Alaska is on pace to end the fiscal year with $400 million less revenue than expected because of falling oil prices, state revenue commissioner Randall Hoffbeck said. Standard and Poor’s Ratings Services recently lowered Alaska’s credit rating because of the state’s poor fiscal outlook.
Planned Parenthood asked a federal judge to stop Republican Gov. Bobby Jindal's administration from ending Medicaid payments to the organization's Louisiana clinics. Jindal announced plans this month to cut off Medicaid funding to the group’s Baton Rouge and New Orleans health centers, citing hidden-camera videos that accuse the organization of profiting from fetal tissue sales after abortions. Planned Parenthood denies the allegations.
A circuit court judge said he doesn’t have authority to resolve Florida’s legislative impasse over congressional redistricting and will ask the state Supreme Court for guidance.
About 36,000 Hoosiers could lose access to food stamps unless they start meeting newly reinstated federal work and job training requirements. The state had received a waiver from those requirements in 2009, but with Indiana's improving unemployment rate, it no longer qualifies.
New Jersey won’t be able to offer gambling on professional and college sports at its casinos and racetracks. The U.S. Court of Appeals ruled that doing so would violate the 1992 federal Professional and Amateur Sports Protection Act.
A federal judge threw out most of a lawsuit that challenged the state's decision to use $930 million of Ohio Turnpike tolls to pay for non-turnpike highway and construction projects, saying the money benefitted users of the turnpike even if it wasn’t used for maintenance of the toll road.
The measure would prohibit flying a drone less than 350 feet above private property without consent in California. The bill now heads to the Senate for final approval.
Eight months after the Justice Department announced new curbs on racial profiling, Maryland became the first state to follow suit, with guidelines aimed at severely restricting law enforcement officers from singling out suspects based on traits including race, ethnicity and sexual orientation.
Kansas Gov. Sam Brownback joined with fellow Republican Gov. Nikki Haley of South Carolina in pledging to take any action within their power to prevent the transfer of inmates from Guantanamo Bay to federal military prisons their respective states.

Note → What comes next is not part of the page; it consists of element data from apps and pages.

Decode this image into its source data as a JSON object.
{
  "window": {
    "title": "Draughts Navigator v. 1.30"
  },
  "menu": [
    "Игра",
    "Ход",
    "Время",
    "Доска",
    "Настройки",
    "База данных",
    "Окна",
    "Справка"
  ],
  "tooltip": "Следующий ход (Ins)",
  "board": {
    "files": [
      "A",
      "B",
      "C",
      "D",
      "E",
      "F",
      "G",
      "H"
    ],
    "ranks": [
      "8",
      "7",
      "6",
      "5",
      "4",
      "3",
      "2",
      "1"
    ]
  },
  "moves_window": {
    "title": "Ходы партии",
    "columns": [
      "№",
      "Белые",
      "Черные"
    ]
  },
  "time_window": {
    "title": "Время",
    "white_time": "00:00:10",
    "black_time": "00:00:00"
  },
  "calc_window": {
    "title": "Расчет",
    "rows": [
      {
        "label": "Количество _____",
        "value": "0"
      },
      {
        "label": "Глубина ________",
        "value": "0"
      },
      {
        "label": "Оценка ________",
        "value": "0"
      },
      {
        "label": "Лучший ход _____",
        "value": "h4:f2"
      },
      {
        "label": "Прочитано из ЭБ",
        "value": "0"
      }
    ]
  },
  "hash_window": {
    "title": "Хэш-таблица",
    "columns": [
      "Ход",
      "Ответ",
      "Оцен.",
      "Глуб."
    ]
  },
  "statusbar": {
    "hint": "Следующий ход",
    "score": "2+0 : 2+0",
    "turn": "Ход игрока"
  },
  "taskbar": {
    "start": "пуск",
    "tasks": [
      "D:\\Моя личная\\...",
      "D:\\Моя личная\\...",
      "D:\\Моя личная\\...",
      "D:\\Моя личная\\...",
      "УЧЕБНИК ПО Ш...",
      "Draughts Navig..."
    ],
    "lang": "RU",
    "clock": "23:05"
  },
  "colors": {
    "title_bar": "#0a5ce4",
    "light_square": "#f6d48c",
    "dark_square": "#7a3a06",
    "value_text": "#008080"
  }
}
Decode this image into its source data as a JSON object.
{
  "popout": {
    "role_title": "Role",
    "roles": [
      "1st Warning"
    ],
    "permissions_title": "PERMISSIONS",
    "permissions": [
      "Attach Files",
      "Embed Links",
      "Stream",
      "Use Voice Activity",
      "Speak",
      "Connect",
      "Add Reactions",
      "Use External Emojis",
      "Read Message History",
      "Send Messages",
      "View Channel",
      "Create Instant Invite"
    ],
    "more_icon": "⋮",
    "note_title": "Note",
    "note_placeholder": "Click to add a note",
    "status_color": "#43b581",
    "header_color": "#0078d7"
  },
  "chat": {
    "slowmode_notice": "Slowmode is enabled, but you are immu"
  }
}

Roughly $2 million has been pledged in temporary funding to keep afloat a hot-button Colorado program that provides long-acting reversible contraceptives to low-income and uninsured teenagers and women. Officials say money for the initiative, which is aimed at reducing teen pregnancy and abortion rates, is coming from more than a dozen organizations.
By switching from 24 pay periods to 26 this year, West Virginia sparked a series of grievances filed by state employees who discovered they will receive 25 paychecks in the switchover and apparently will not be paid their full salaries.
From Sept. 1 to Nov. 30, Missourians who owe taxes can pay their debts to the state without interest or penalties. The taxes eligible for amnesty include individual and corporate income taxes, corporate franchise tax, employer withholding tax, sales tax, use tax, vendor’s use tax and the fiduciary tax.
The Texas Racing Commission’s decision to allow gambling on electronic simulations of past races is a victory for racetracks — and a rebuff to legislative opponents who threatened to kill the commission’s budget if it failed to outlaw so-called “historical” racing.